WHAT THIS TASK INVOLVES:
Count every line below that holds "action". Number only.

Records contained in a dataset:
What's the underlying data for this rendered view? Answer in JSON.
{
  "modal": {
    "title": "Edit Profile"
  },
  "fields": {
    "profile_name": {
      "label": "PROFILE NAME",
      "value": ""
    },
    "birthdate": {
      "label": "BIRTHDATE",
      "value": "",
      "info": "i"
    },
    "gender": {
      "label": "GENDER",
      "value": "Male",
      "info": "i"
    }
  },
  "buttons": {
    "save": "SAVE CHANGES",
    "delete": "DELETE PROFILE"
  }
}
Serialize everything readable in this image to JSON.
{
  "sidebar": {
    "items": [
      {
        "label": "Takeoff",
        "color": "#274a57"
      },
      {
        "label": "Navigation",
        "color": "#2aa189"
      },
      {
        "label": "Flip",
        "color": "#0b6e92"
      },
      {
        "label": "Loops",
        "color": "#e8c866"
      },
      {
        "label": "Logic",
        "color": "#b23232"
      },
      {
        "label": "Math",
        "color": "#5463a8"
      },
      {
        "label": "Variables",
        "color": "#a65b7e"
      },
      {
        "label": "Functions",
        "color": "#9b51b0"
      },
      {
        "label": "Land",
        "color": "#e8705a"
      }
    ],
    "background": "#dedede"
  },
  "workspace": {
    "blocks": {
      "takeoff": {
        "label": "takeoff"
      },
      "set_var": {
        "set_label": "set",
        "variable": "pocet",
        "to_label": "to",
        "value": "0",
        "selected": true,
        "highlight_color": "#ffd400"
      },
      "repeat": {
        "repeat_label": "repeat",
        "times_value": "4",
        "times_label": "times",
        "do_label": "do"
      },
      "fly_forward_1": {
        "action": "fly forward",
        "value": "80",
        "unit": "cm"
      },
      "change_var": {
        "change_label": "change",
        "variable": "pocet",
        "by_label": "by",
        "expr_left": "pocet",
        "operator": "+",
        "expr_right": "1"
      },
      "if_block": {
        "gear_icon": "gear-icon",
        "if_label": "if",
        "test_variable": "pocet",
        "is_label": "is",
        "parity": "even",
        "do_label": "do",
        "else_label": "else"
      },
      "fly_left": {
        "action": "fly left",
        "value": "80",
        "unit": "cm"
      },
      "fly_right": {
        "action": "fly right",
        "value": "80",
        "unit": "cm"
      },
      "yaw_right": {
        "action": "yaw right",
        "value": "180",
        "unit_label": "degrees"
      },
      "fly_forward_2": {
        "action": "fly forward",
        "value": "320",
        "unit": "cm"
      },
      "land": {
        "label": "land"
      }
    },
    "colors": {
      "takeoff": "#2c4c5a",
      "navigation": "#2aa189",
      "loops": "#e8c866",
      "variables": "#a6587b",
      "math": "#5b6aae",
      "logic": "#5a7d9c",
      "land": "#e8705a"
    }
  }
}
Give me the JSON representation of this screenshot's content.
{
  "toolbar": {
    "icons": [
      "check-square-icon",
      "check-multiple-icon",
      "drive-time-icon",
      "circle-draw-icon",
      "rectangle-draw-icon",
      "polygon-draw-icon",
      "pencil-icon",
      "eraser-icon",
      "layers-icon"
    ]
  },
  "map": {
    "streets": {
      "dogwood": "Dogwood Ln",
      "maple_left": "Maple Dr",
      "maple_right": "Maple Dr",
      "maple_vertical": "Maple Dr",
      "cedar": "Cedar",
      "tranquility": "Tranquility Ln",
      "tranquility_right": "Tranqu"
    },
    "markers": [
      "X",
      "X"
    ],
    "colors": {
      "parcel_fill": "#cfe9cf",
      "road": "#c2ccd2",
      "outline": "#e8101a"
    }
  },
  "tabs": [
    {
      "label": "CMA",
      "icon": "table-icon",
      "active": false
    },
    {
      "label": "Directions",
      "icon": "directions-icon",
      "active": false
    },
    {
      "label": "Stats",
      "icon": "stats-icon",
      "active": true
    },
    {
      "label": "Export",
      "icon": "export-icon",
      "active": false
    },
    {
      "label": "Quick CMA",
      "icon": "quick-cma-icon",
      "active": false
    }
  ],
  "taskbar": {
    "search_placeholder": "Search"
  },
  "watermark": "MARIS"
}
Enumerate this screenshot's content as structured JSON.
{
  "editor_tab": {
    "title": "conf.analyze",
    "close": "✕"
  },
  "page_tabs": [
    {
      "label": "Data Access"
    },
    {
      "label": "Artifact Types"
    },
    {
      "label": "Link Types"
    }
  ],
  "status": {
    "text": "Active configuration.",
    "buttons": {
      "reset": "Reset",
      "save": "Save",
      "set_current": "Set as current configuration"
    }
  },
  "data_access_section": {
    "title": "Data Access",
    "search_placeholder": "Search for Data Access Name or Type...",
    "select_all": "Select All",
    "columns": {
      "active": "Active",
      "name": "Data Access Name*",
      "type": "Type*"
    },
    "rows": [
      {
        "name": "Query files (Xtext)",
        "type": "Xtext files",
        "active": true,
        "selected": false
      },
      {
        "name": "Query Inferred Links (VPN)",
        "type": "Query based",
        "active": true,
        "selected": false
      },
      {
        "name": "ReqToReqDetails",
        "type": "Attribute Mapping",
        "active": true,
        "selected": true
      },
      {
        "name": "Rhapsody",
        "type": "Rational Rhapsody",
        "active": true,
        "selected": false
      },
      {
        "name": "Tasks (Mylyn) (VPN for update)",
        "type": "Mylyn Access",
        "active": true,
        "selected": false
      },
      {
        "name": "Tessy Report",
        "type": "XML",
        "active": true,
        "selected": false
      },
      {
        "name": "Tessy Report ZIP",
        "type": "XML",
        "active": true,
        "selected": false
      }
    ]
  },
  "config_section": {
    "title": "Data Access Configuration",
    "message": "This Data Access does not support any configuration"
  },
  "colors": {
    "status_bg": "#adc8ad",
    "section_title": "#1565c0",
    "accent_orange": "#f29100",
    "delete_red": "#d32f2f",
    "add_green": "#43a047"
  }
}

ANSWER TO THIS TASK:
5